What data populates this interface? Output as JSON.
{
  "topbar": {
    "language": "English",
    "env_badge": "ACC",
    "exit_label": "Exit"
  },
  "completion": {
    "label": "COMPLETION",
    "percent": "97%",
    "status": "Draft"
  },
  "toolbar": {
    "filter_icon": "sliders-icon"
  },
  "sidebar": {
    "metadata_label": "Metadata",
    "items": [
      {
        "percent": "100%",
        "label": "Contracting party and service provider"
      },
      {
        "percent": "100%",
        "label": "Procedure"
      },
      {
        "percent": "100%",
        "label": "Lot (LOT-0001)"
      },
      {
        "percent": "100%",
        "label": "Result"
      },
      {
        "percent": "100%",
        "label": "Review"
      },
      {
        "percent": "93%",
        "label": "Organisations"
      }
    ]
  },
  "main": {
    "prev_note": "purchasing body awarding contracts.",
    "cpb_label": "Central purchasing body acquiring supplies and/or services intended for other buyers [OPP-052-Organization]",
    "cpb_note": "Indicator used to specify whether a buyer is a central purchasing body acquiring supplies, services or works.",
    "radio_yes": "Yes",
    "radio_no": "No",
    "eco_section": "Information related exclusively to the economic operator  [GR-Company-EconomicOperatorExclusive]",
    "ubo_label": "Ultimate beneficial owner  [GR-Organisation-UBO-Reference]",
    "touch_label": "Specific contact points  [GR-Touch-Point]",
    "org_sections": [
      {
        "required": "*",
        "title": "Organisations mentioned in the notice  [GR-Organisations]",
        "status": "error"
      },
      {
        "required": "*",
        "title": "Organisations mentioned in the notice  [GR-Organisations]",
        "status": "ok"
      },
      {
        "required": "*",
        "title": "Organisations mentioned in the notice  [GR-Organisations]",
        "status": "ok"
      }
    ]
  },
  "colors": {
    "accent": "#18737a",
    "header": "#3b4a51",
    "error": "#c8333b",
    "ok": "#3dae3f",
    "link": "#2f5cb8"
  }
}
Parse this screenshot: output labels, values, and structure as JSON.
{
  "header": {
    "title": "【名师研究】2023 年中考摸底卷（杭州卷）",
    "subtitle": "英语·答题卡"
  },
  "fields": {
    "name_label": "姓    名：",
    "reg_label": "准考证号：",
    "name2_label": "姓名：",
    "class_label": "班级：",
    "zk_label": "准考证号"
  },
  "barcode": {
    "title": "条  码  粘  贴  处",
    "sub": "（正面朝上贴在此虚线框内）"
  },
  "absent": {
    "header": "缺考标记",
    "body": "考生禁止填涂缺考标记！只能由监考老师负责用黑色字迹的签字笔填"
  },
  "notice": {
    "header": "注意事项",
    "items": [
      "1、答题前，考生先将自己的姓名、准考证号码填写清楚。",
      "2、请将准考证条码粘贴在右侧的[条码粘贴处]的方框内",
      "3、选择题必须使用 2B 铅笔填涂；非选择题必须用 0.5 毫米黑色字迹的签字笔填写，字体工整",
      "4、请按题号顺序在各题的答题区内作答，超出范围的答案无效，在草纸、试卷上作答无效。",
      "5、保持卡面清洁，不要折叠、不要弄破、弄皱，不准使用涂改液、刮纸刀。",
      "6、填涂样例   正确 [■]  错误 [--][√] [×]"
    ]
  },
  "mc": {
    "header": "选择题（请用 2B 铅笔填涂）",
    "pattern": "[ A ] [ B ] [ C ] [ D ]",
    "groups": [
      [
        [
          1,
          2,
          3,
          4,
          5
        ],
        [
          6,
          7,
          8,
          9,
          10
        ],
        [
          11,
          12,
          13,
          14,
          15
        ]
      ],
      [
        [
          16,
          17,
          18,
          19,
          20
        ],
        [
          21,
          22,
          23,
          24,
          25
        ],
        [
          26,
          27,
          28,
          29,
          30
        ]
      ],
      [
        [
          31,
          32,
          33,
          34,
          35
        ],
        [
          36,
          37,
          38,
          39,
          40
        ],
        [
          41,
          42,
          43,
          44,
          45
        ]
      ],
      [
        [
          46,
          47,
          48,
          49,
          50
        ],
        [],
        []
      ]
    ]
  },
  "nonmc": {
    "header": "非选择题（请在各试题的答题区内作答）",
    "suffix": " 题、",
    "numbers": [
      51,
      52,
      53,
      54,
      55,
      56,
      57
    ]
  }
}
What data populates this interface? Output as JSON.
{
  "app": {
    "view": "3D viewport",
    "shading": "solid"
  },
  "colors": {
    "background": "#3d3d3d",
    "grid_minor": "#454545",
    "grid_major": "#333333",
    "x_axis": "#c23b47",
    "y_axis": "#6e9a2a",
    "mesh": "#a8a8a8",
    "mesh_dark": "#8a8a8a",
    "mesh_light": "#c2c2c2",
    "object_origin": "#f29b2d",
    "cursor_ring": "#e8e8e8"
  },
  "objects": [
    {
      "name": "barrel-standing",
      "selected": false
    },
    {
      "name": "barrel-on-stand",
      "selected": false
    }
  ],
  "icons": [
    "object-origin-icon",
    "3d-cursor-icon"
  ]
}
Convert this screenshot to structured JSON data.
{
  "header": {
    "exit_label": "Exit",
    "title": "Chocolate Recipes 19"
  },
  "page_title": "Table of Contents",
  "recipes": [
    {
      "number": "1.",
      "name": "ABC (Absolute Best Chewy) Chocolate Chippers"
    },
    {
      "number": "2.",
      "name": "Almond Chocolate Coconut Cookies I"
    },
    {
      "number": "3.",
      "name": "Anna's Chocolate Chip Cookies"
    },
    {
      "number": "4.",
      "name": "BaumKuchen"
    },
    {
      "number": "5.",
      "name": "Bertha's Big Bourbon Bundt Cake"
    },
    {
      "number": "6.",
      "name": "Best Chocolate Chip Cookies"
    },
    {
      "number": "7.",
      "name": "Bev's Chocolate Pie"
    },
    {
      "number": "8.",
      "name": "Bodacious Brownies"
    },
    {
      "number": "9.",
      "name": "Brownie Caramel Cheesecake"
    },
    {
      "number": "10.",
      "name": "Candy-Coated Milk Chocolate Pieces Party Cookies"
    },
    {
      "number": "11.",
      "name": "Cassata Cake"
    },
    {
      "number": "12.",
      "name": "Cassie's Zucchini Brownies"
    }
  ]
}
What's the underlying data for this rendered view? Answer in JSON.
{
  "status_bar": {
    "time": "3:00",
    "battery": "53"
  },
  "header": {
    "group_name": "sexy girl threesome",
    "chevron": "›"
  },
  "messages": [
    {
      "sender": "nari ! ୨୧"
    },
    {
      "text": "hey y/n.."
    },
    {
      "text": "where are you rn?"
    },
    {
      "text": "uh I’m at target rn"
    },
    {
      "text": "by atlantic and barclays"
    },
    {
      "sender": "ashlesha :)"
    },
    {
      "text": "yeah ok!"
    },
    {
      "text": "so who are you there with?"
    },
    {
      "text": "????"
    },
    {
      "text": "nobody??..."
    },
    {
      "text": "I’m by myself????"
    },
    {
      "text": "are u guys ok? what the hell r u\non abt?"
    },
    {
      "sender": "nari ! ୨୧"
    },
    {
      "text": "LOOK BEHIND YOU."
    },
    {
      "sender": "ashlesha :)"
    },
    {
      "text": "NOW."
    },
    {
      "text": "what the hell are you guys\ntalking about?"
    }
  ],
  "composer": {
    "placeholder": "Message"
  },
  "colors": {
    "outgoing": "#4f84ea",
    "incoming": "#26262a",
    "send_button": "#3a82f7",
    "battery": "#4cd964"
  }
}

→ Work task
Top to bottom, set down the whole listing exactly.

→ Result of the exercise
What data populates this interface? Output as JSON.
{
  "topbar": {
    "language": "English",
    "env_badge": "ACC",
    "exit_label": "Exit"
  },
  "completion": {
    "label": "COMPLETION",
    "percent": "97%",
    "status": "Draft"
  },
  "toolbar": {
    "filter_icon": "sliders-icon"
  },
  "sidebar": {
    "metadata_label": "Metadata",
    "items": [
      {
        "percent": "100%",
        "label": "Contracting party and service provider"
      },
      {
        "percent": "100%",
        "label": "Procedure"
      },
      {
        "percent": "100%",
        "label": "Lot (LOT-0001)"
      },
      {
        "percent": "100%",
        "label": "Result"
      },
      {
        "percent": "100%",
        "label": "Review"
      },
      {
        "percent": "93%",
        "label": "Organisations"
      }
    ]
  },
  "main": {
    "prev_note": "purchasing body awarding contracts.",
    "cpb_label": "Central purchasing body acquiring supplies and/or services intended for other buyers [OPP-052-Organization]",
    "cpb_note": "Indicator used to specify whether a buyer is a central purchasing body acquiring supplies, services or works.",
    "radio_yes": "Yes",
    "radio_no": "No",
    "eco_section": "Information related exclusively to the economic operator  [GR-Company-EconomicOperatorExclusive]",
    "ubo_label": "Ultimate beneficial owner  [GR-Organisation-UBO-Reference]",
    "touch_label": "Specific contact points  [GR-Touch-Point]",
    "org_sections": [
      {
        "required": "*",
        "title": "Organisations mentioned in the notice  [GR-Organisations]",
        "status": "error"
      },
      {
        "required": "*",
        "title": "Organisations mentioned in the notice  [GR-Organisations]",
        "status": "ok"
      },
      {
        "required": "*",
        "title": "Organisations mentioned in the notice  [GR-Organisations]",
        "status": "ok"
      }
    ]
  },
  "colors": {
    "accent": "#18737a",
    "header": "#3b4a51",
    "error": "#c8333b",
    "ok": "#3dae3f",
    "link": "#2f5cb8"
  }
}
Parse this screenshot: output labels, values, and structure as JSON.
{
  "header": {
    "title": "【名师研究】2023 年中考摸底卷（杭州卷）",
    "subtitle": "英语·答题卡"
  },
  "fields": {
    "name_label": "姓    名：",
    "reg_label": "准考证号：",
    "name2_label": "姓名：",
    "class_label": "班级：",
    "zk_label": "准考证号"
  },
  "barcode": {
    "title": "条  码  粘  贴  处",
    "sub": "（正面朝上贴在此虚线框内）"
  },
  "absent": {
    "header": "缺考标记",
    "body": "考生禁止填涂缺考标记！只能由监考老师负责用黑色字迹的签字笔填"
  },
  "notice": {
    "header": "注意事项",
    "items": [
      "1、答题前，考生先将自己的姓名、准考证号码填写清楚。",
      "2、请将准考证条码粘贴在右侧的[条码粘贴处]的方框内",
      "3、选择题必须使用 2B 铅笔填涂；非选择题必须用 0.5 毫米黑色字迹的签字笔填写，字体工整",
      "4、请按题号顺序在各题的答题区内作答，超出范围的答案无效，在草纸、试卷上作答无效。",
      "5、保持卡面清洁，不要折叠、不要弄破、弄皱，不准使用涂改液、刮纸刀。",
      "6、填涂样例   正确 [■]  错误 [--][√] [×]"
    ]
  },
  "mc": {
    "header": "选择题（请用 2B 铅笔填涂）",
    "pattern": "[ A ] [ B ] [ C ] [ D ]",
    "groups": [
      [
        [
          1,
          2,
          3,
          4,
          5
        ],
        [
          6,
          7,
          8,
          9,
          10
        ],
        [
          11,
          12,
          13,
          14,
          15
        ]
      ],
      [
        [
          16,
          17,
          18,
          19,
          20
        ],
        [
          21,
          22,
          23,
          24,
          25
        ],
        [
          26,
          27,
          28,
          29,
          30
        ]
      ],
      [
        [
          31,
          32,
          33,
          34,
          35
        ],
        [
          36,
          37,
          38,
          39,
          40
        ],
        [
          41,
          42,
          43,
          44,
          45
        ]
      ],
      [
        [
          46,
          47,
          48,
          49,
          50
        ],
        [],
        []
      ]
    ]
  },
  "nonmc": {
    "header": "非选择题（请在各试题的答题区内作答）",
    "suffix": " 题、",
    "numbers": [
      51,
      52,
      53,
      54,
      55,
      56,
      57
    ]
  }
}
What data populates this interface? Output as JSON.
{
  "app": {
    "view": "3D viewport",
    "shading": "solid"
  },
  "colors": {
    "background": "#3d3d3d",
    "grid_minor": "#454545",
    "grid_major": "#333333",
    "x_axis": "#c23b47",
    "y_axis": "#6e9a2a",
    "mesh": "#a8a8a8",
    "mesh_dark": "#8a8a8a",
    "mesh_light": "#c2c2c2",
    "object_origin": "#f29b2d",
    "cursor_ring": "#e8e8e8"
  },
  "objects": [
    {
      "name": "barrel-standing",
      "selected": false
    },
    {
      "name": "barrel-on-stand",
      "selected": false
    }
  ],
  "icons": [
    "object-origin-icon",
    "3d-cursor-icon"
  ]
}
Convert this screenshot to structured JSON data.
{
  "header": {
    "exit_label": "Exit",
    "title": "Chocolate Recipes 19"
  },
  "page_title": "Table of Contents",
  "recipes": [
    {
      "number": "1.",
      "name": "ABC (Absolute Best Chewy) Chocolate Chippers"
    },
    {
      "number": "2.",
      "name": "Almond Chocolate Coconut Cookies I"
    },
    {
      "number": "3.",
      "name": "Anna's Chocolate Chip Cookies"
    },
    {
      "number": "4.",
      "name": "BaumKuchen"
    },
    {
      "number": "5.",
      "name": "Bertha's Big Bourbon Bundt Cake"
    },
    {
      "number": "6.",
      "name": "Best Chocolate Chip Cookies"
    },
    {
      "number": "7.",
      "name": "Bev's Chocolate Pie"
    },
    {
      "number": "8.",
      "name": "Bodacious Brownies"
    },
    {
      "number": "9.",
      "name": "Brownie Caramel Cheesecake"
    },
    {
      "number": "10.",
      "name": "Candy-Coated Milk Chocolate Pieces Party Cookies"
    },
    {
      "number": "11.",
      "name": "Cassata Cake"
    },
    {
      "number": "12.",
      "name": "Cassie's Zucchini Brownies"
    }
  ]
}
What's the underlying data for this rendered view? Answer in JSON.
{
  "status_bar": {
    "time": "3:00",
    "battery": "53"
  },
  "header": {
    "group_name": "sexy girl threesome",
    "chevron": "›"
  },
  "messages": [
    {
      "sender": "nari ! ୨୧"
    },
    {
      "text": "hey y/n.."
    },
    {
      "text": "where are you rn?"
    },
    {
      "text": "uh I’m at target rn"
    },
    {
      "text": "by atlantic and barclays"
    },
    {
      "sender": "ashlesha :)"
    },
    {
      "text": "yeah ok!"
    },
    {
      "text": "so who are you there with?"
    },
    {
      "text": "????"
    },
    {
      "text": "nobody??..."
    },
    {
      "text": "I’m by myself????"
    },
    {
      "text": "are u guys ok? what the hell r u\non abt?"
    },
    {
      "sender": "nari ! ୨୧"
    },
    {
      "text": "LOOK BEHIND YOU."
    },
    {
      "sender": "ashlesha :)"
    },
    {
      "text": "NOW."
    },
    {
      "text": "what the hell are you guys\ntalking about?"
    }
  ],
  "composer": {
    "placeholder": "Message"
  },
  "colors": {
    "outgoing": "#4f84ea",
    "incoming": "#26262a",
    "send_button": "#3a82f7",
    "battery": "#4cd964"
  }
}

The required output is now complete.